RECORDS:
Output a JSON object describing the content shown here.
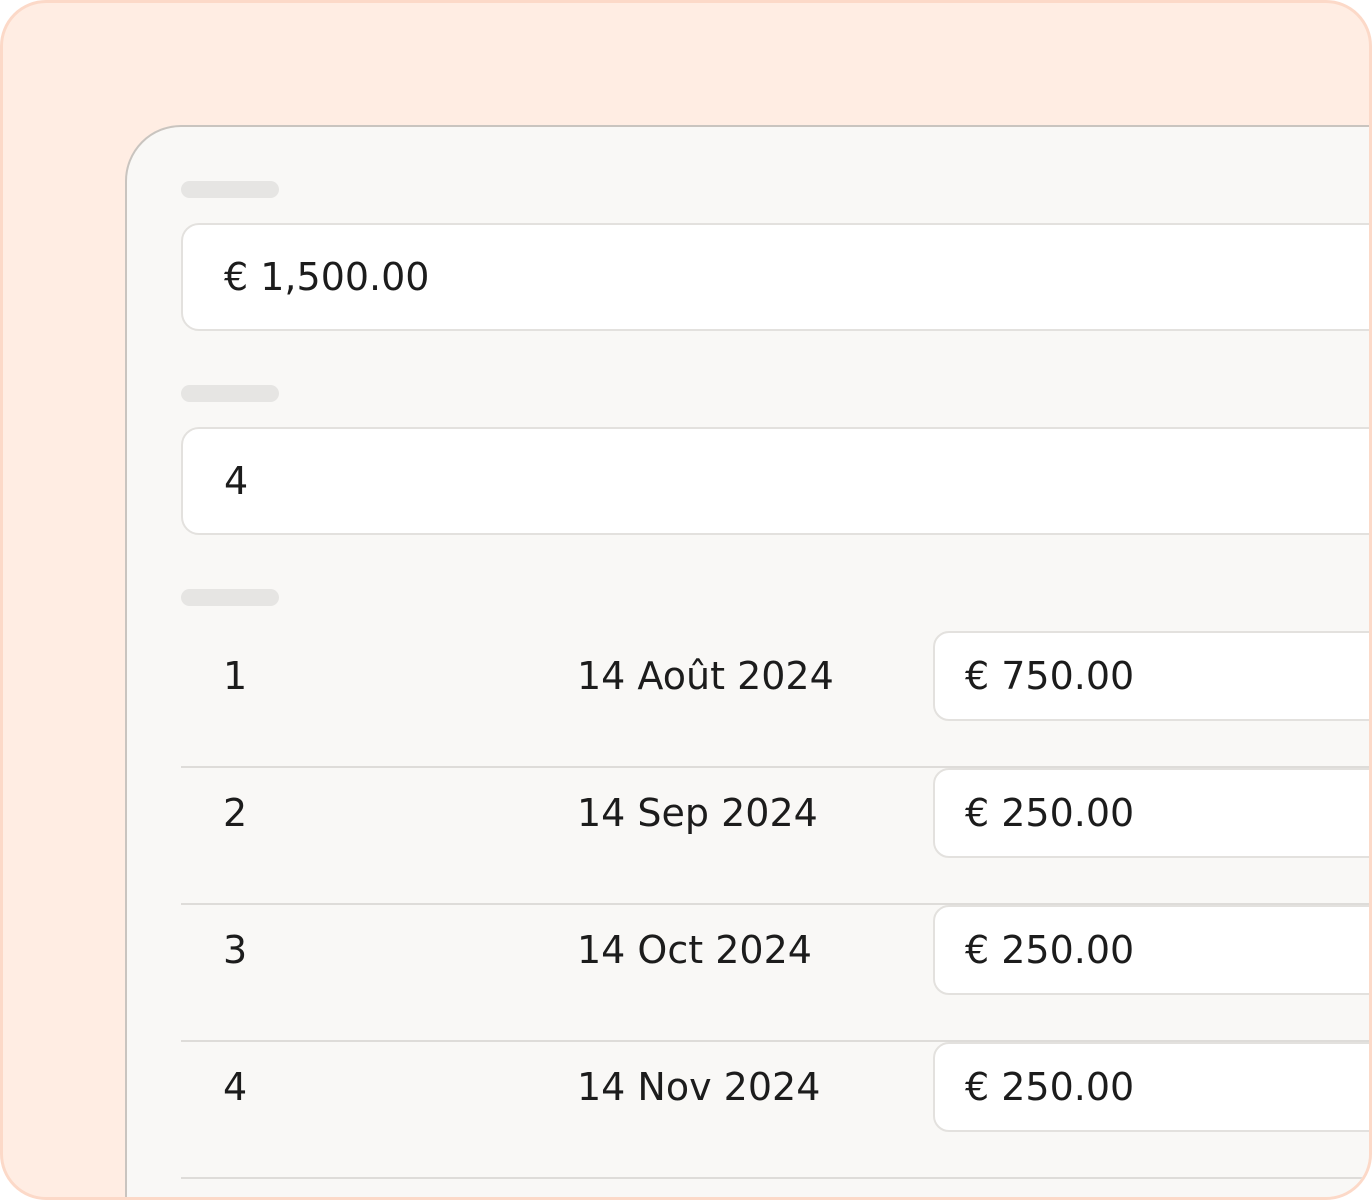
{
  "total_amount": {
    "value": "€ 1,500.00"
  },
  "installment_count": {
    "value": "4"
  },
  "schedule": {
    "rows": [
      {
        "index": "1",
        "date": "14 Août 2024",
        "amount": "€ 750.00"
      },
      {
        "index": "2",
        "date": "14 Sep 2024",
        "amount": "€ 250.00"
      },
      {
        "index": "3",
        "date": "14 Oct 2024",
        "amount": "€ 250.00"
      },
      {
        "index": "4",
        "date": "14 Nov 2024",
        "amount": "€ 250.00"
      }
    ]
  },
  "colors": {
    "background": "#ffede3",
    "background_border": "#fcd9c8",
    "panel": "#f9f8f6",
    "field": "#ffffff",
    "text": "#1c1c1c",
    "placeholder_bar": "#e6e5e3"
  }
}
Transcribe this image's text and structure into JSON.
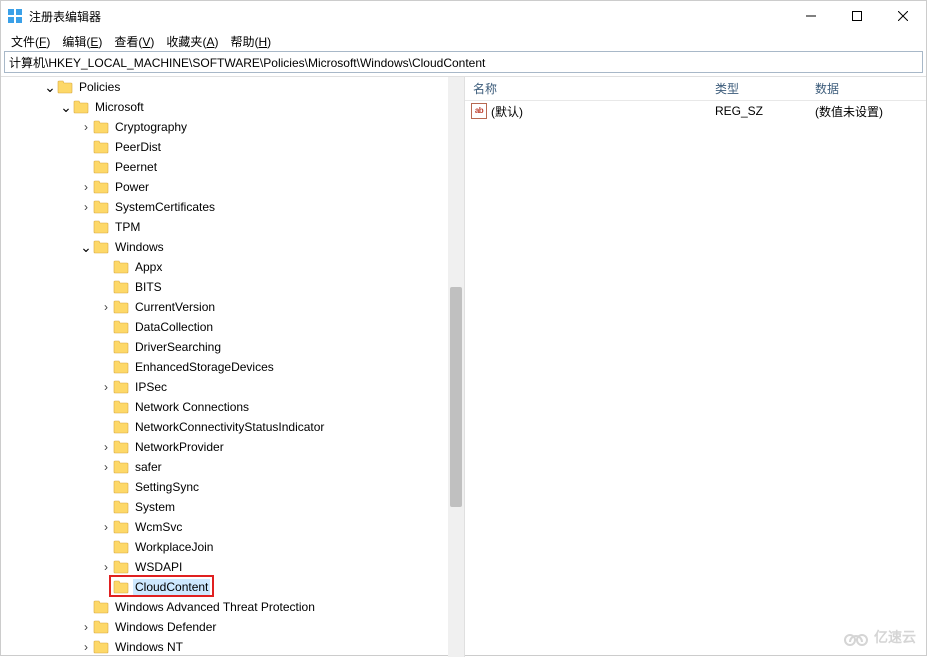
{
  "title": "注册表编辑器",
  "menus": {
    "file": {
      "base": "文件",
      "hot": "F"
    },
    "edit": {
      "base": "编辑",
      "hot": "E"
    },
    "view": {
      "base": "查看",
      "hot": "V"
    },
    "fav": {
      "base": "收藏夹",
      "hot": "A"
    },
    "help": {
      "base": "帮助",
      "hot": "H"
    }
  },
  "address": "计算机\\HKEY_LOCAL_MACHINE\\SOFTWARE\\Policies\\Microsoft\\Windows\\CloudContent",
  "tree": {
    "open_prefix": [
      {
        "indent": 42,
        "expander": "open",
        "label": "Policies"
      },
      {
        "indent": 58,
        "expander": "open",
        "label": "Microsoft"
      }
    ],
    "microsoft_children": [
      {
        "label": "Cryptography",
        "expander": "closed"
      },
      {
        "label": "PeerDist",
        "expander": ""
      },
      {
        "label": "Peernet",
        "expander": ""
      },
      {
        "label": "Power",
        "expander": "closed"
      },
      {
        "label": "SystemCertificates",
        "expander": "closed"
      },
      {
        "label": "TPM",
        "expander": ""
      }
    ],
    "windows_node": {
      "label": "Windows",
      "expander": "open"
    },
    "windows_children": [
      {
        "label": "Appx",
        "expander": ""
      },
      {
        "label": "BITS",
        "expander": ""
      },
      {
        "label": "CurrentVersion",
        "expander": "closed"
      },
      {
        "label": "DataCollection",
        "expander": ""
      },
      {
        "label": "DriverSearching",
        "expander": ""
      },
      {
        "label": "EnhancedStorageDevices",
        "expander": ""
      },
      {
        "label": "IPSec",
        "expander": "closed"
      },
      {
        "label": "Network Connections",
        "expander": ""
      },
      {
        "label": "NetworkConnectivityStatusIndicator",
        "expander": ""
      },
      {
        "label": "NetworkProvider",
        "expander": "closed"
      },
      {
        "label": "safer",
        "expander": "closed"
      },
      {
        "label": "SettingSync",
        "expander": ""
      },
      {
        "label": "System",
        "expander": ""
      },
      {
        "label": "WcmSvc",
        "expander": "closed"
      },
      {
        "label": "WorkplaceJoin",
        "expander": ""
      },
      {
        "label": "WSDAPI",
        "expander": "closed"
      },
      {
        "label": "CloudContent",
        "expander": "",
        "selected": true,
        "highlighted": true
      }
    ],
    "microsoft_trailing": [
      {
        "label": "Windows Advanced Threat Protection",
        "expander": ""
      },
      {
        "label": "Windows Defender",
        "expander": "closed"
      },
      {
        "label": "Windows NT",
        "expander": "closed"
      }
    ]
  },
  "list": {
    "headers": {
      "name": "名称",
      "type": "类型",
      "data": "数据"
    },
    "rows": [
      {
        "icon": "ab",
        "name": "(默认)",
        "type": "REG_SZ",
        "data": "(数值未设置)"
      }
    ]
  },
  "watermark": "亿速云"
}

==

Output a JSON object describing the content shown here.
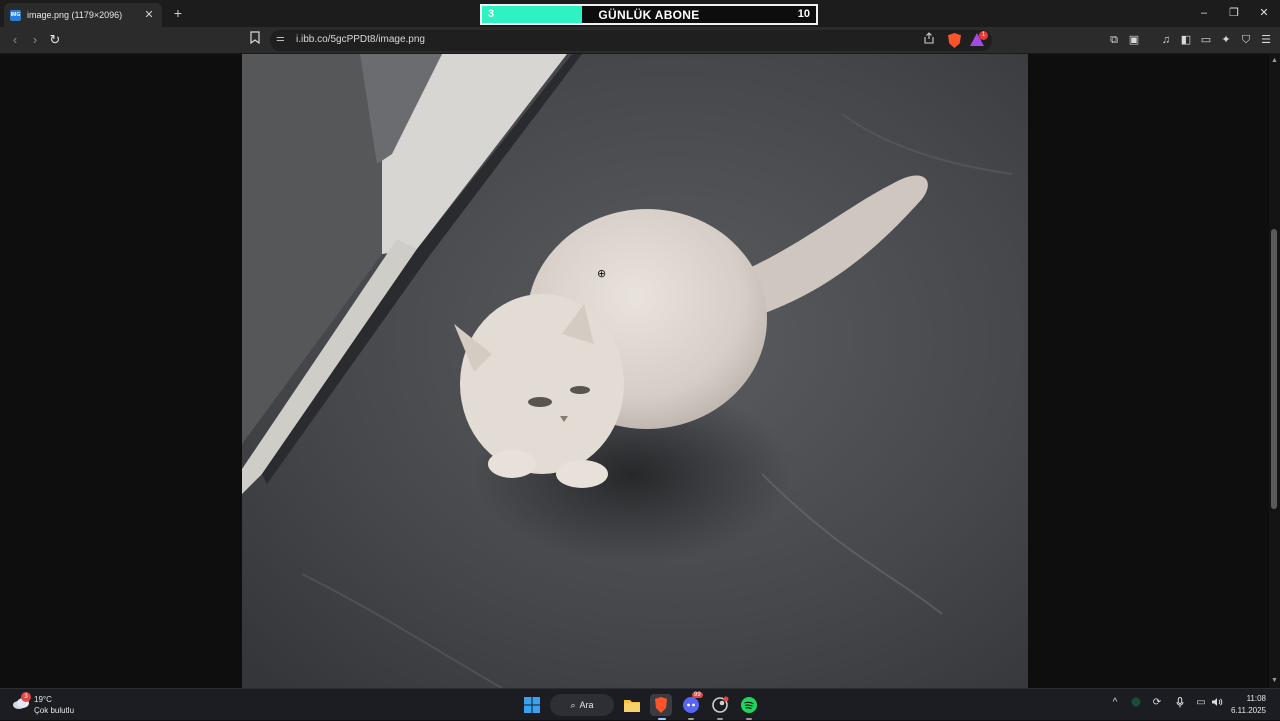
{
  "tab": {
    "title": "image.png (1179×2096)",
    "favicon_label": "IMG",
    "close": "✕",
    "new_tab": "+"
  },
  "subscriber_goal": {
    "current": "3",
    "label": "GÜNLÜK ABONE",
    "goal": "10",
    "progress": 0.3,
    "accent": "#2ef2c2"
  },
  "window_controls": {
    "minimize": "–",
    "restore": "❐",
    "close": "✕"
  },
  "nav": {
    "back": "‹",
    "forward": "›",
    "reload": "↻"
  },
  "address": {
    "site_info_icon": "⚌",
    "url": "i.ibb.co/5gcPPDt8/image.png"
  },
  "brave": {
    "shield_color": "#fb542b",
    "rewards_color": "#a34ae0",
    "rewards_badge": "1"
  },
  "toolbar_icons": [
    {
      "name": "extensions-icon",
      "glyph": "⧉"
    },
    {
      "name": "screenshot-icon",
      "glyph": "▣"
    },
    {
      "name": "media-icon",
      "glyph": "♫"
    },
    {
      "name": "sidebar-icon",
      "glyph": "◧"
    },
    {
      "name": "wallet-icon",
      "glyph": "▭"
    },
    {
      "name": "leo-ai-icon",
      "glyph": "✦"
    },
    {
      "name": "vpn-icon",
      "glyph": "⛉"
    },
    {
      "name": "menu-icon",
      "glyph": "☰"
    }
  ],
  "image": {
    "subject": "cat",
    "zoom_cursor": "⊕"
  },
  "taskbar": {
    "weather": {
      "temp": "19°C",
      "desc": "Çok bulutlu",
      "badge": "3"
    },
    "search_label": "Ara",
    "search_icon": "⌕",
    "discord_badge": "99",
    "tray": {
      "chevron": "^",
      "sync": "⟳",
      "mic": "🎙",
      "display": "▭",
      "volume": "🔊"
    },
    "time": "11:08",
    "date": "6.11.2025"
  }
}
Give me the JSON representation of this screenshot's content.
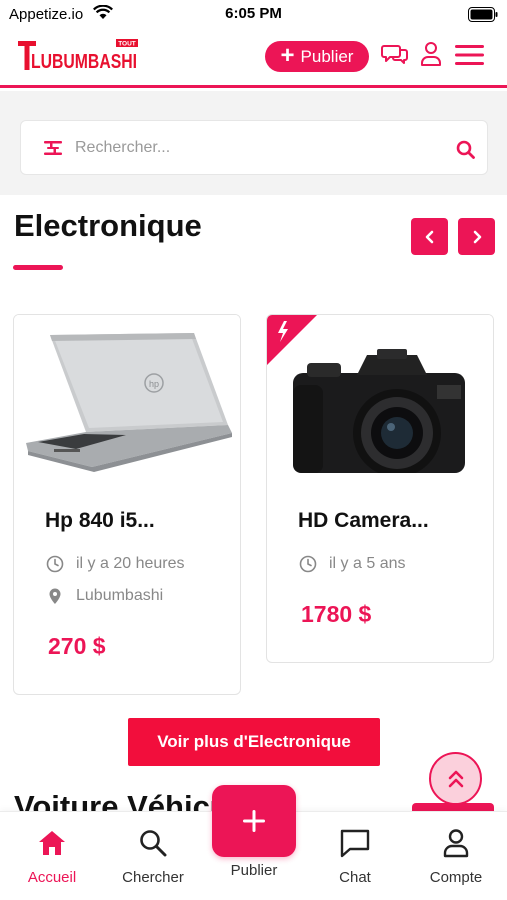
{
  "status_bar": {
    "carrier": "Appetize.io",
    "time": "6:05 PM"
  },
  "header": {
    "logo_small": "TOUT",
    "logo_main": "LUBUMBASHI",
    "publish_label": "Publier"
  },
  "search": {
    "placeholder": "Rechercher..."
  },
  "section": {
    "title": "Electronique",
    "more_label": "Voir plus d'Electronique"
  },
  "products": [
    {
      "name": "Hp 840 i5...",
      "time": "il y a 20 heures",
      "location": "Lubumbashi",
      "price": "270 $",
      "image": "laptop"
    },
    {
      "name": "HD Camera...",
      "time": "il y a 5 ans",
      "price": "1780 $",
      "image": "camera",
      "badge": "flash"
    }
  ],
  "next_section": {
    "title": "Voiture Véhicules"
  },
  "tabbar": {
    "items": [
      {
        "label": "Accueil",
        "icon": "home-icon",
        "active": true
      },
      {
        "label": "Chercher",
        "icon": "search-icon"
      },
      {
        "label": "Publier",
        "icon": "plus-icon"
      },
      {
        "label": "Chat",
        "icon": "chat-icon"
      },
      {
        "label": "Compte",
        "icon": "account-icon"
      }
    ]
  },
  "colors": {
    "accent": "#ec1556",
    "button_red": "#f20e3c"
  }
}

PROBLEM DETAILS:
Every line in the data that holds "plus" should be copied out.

YOUR SOLUTION:
    "more_label": "Voir plus d'Electronique"
        "icon": "plus-icon"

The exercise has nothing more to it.